[Excerpts from a dataset]
=== Begin Enclosure ===

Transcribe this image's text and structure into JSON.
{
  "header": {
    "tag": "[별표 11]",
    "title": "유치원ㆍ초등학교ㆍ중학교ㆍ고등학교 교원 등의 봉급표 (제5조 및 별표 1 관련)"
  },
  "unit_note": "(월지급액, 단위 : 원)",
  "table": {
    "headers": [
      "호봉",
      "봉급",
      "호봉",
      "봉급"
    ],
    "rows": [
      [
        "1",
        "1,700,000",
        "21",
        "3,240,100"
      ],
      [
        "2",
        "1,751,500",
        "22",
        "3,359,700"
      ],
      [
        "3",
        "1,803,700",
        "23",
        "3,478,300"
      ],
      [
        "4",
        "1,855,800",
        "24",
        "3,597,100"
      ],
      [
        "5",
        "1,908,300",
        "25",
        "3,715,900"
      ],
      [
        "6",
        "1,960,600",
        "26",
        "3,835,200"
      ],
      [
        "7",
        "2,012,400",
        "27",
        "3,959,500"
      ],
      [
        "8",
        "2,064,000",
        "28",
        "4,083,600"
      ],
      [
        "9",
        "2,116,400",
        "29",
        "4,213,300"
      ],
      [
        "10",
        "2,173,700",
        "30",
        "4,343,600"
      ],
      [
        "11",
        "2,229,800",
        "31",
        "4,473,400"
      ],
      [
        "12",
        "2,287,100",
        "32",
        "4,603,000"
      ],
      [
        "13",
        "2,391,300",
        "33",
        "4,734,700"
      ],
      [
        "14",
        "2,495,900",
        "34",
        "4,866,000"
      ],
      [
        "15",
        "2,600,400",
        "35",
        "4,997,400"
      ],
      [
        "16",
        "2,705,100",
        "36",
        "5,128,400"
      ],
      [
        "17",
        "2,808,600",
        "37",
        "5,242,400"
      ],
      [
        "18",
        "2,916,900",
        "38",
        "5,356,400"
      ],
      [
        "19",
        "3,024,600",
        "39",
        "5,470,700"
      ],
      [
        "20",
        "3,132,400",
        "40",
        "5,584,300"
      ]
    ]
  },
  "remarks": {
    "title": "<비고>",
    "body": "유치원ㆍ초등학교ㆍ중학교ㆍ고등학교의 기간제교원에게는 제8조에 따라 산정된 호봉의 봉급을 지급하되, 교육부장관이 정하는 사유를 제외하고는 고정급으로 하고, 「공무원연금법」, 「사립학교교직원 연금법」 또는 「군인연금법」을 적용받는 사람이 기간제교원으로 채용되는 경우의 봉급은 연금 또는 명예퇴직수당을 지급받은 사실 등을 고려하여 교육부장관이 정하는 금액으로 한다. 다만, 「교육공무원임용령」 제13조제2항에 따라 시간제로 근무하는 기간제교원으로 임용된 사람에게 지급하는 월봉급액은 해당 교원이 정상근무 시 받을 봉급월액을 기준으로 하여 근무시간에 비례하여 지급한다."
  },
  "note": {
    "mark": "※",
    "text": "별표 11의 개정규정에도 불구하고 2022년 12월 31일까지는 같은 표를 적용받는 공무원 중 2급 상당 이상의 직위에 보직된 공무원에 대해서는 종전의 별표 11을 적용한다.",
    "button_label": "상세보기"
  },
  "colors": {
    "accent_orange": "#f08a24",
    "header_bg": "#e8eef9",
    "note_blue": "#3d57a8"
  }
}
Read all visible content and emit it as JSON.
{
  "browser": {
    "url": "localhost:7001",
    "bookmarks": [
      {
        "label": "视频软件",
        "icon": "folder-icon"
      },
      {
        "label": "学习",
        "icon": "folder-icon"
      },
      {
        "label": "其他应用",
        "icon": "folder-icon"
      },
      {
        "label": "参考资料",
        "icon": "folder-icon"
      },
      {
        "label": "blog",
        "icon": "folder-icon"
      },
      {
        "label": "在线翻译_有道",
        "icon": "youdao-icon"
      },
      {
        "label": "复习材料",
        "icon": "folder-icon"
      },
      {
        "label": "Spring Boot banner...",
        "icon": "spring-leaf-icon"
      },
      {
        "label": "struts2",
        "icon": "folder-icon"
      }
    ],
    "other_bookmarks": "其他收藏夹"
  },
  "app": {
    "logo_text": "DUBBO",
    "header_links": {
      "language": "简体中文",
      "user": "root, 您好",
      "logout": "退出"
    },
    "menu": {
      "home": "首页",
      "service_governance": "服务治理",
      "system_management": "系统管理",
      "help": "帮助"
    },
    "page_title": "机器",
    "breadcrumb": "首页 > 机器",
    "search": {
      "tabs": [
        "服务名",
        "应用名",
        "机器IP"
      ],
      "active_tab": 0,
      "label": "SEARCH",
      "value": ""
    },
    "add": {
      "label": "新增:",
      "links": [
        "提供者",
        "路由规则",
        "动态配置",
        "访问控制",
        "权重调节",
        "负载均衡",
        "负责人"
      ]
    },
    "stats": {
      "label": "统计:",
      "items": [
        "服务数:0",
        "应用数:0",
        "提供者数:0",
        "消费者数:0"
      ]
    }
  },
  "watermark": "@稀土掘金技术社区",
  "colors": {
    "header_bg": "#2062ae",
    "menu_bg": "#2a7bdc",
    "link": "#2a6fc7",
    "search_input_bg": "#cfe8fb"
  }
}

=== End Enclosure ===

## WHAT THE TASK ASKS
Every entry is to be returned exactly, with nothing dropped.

## YOUR RESPONSE
Transcribe this image's text and structure into JSON.
{
  "header": {
    "tag": "[별표 11]",
    "title": "유치원ㆍ초등학교ㆍ중학교ㆍ고등학교 교원 등의 봉급표 (제5조 및 별표 1 관련)"
  },
  "unit_note": "(월지급액, 단위 : 원)",
  "table": {
    "headers": [
      "호봉",
      "봉급",
      "호봉",
      "봉급"
    ],
    "rows": [
      [
        "1",
        "1,700,000",
        "21",
        "3,240,100"
      ],
      [
        "2",
        "1,751,500",
        "22",
        "3,359,700"
      ],
      [
        "3",
        "1,803,700",
        "23",
        "3,478,300"
      ],
      [
        "4",
        "1,855,800",
        "24",
        "3,597,100"
      ],
      [
        "5",
        "1,908,300",
        "25",
        "3,715,900"
      ],
      [
        "6",
        "1,960,600",
        "26",
        "3,835,200"
      ],
      [
        "7",
        "2,012,400",
        "27",
        "3,959,500"
      ],
      [
        "8",
        "2,064,000",
        "28",
        "4,083,600"
      ],
      [
        "9",
        "2,116,400",
        "29",
        "4,213,300"
      ],
      [
        "10",
        "2,173,700",
        "30",
        "4,343,600"
      ],
      [
        "11",
        "2,229,800",
        "31",
        "4,473,400"
      ],
      [
        "12",
        "2,287,100",
        "32",
        "4,603,000"
      ],
      [
        "13",
        "2,391,300",
        "33",
        "4,734,700"
      ],
      [
        "14",
        "2,495,900",
        "34",
        "4,866,000"
      ],
      [
        "15",
        "2,600,400",
        "35",
        "4,997,400"
      ],
      [
        "16",
        "2,705,100",
        "36",
        "5,128,400"
      ],
      [
        "17",
        "2,808,600",
        "37",
        "5,242,400"
      ],
      [
        "18",
        "2,916,900",
        "38",
        "5,356,400"
      ],
      [
        "19",
        "3,024,600",
        "39",
        "5,470,700"
      ],
      [
        "20",
        "3,132,400",
        "40",
        "5,584,300"
      ]
    ]
  },
  "remarks": {
    "title": "<비고>",
    "body": "유치원ㆍ초등학교ㆍ중학교ㆍ고등학교의 기간제교원에게는 제8조에 따라 산정된 호봉의 봉급을 지급하되, 교육부장관이 정하는 사유를 제외하고는 고정급으로 하고, 「공무원연금법」, 「사립학교교직원 연금법」 또는 「군인연금법」을 적용받는 사람이 기간제교원으로 채용되는 경우의 봉급은 연금 또는 명예퇴직수당을 지급받은 사실 등을 고려하여 교육부장관이 정하는 금액으로 한다. 다만, 「교육공무원임용령」 제13조제2항에 따라 시간제로 근무하는 기간제교원으로 임용된 사람에게 지급하는 월봉급액은 해당 교원이 정상근무 시 받을 봉급월액을 기준으로 하여 근무시간에 비례하여 지급한다."
  },
  "note": {
    "mark": "※",
    "text": "별표 11의 개정규정에도 불구하고 2022년 12월 31일까지는 같은 표를 적용받는 공무원 중 2급 상당 이상의 직위에 보직된 공무원에 대해서는 종전의 별표 11을 적용한다.",
    "button_label": "상세보기"
  },
  "colors": {
    "accent_orange": "#f08a24",
    "header_bg": "#e8eef9",
    "note_blue": "#3d57a8"
  }
}
Read all visible content and emit it as JSON.
{
  "browser": {
    "url": "localhost:7001",
    "bookmarks": [
      {
        "label": "视频软件",
        "icon": "folder-icon"
      },
      {
        "label": "学习",
        "icon": "folder-icon"
      },
      {
        "label": "其他应用",
        "icon": "folder-icon"
      },
      {
        "label": "参考资料",
        "icon": "folder-icon"
      },
      {
        "label": "blog",
        "icon": "folder-icon"
      },
      {
        "label": "在线翻译_有道",
        "icon": "youdao-icon"
      },
      {
        "label": "复习材料",
        "icon": "folder-icon"
      },
      {
        "label": "Spring Boot banner...",
        "icon": "spring-leaf-icon"
      },
      {
        "label": "struts2",
        "icon": "folder-icon"
      }
    ],
    "other_bookmarks": "其他收藏夹"
  },
  "app": {
    "logo_text": "DUBBO",
    "header_links": {
      "language": "简体中文",
      "user": "root, 您好",
      "logout": "退出"
    },
    "menu": {
      "home": "首页",
      "service_governance": "服务治理",
      "system_management": "系统管理",
      "help": "帮助"
    },
    "page_title": "机器",
    "breadcrumb": "首页 > 机器",
    "search": {
      "tabs": [
        "服务名",
        "应用名",
        "机器IP"
      ],
      "active_tab": 0,
      "label": "SEARCH",
      "value": ""
    },
    "add": {
      "label": "新增:",
      "links": [
        "提供者",
        "路由规则",
        "动态配置",
        "访问控制",
        "权重调节",
        "负载均衡",
        "负责人"
      ]
    },
    "stats": {
      "label": "统计:",
      "items": [
        "服务数:0",
        "应用数:0",
        "提供者数:0",
        "消费者数:0"
      ]
    }
  },
  "watermark": "@稀土掘金技术社区",
  "colors": {
    "header_bg": "#2062ae",
    "menu_bg": "#2a7bdc",
    "link": "#2a6fc7",
    "search_input_bg": "#cfe8fb"
  }
}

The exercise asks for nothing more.